By Emily Jarrett firstname.lastname@example.org
February 6, 2014
After a storm that brought 7.5 inches of snow to the area, another winter storm is headed to Sedalia, though this isn’t expected to bring much precipitation.
According to Pettis County Emergency Management Agency Director Dave Clippert, there is a 40 percent chance of snow tonight, though the storm should only bring an inch or two of snow.
“I’m not expecting it to bring much more than that, certainly not as much as Tuesday’s storm brought,” he said. “For the next 48-hours through Saturday we may see just a little snow, but on top of what we’ve already it had it really won’t mean too much.”
Sedalia will also see a break in the temperature, with the National Weather Service reporting it could get into the 20s Saturday.
“We’re getting back to more normal temperatures for this time of year, 20s and 30s. And if we get into the 30s it’s going to feel down right balmy,” Clippert joked. “Looking ahead, we may see another storm on Monday that could bring snow to the area.

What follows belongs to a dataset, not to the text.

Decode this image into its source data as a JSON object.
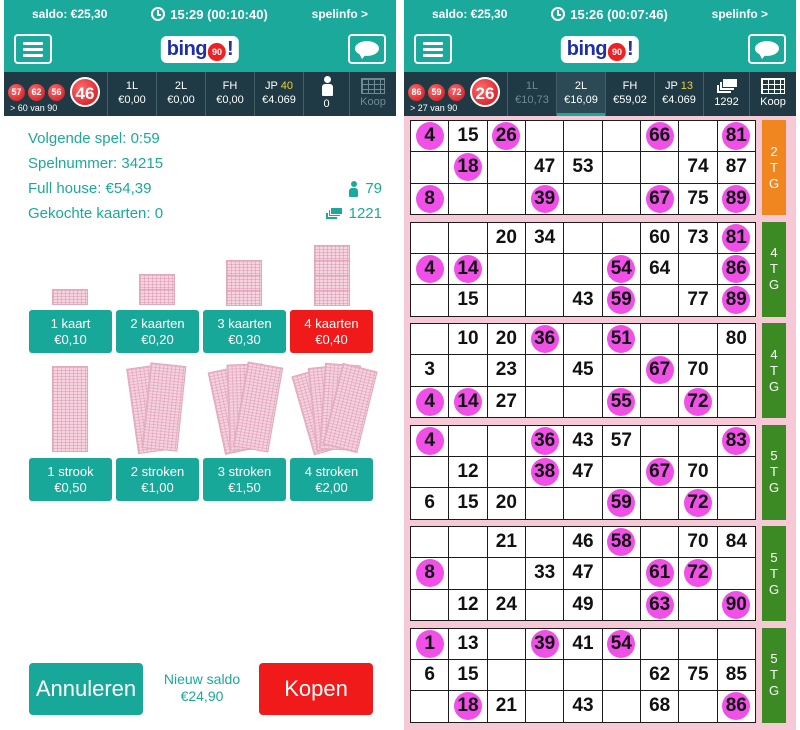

We’ll start tracking that on Saturday to get a good projection of if and when it’ll hit us.”
While the temperatures are on a slight rise, the Pettis County Health Center is reminding residents to continue to take precautions during the cold weather. Safety tips include:
• Wearing layers of clothing, a scarf and hat when shoveling snow or being outside for any reason.
• Keeping an emergency kit in the car with a blanket, flashlight, water and food source. Let someone know when traveling and when expected to arrive.
• Clearing snow in small sections and taking frequent breaks.
• Avoiding sudden twisting that could lead to a fall or sore muscles.
• Pushing snow instead of lifting when possible.
• Shoveling snow may make chronic health conditions worse — if chest pain happens and does not get better, call 911 immediately.
• Watching for signs of frost bite, especially on the ears, fingers, nose and toes. Skin that has frost bite is often painful, may be very red or pale white in color or may lose feeling. Warming should be done slowly. Use warm not hot water and do not rub injured body parts.
• Changing wet clothes immediately — wet clothes add to the risk of hypothermia.
• Signs and symptoms of hypothermia or low body temperature include lack of coordination, mental confusion, slowed reactions, shivering, heart rhythm irregularities and sleepiness. Anyone having the symptoms of hypothermia should move to a warm environment, remove wet clothing and check for signs of frost bite.
• Hypothermia or low body temperature is a serious risk during cold weather. Hypothermia occurs when the body temperature has fallen below 95 degrees Fahrenheit and the body does not produce enough energy to keep the internal body temperature warm enough. Hypothermia can also lead to heart failure.
For more information on staying safe, contact the Pettis County Health Center at 827-1130.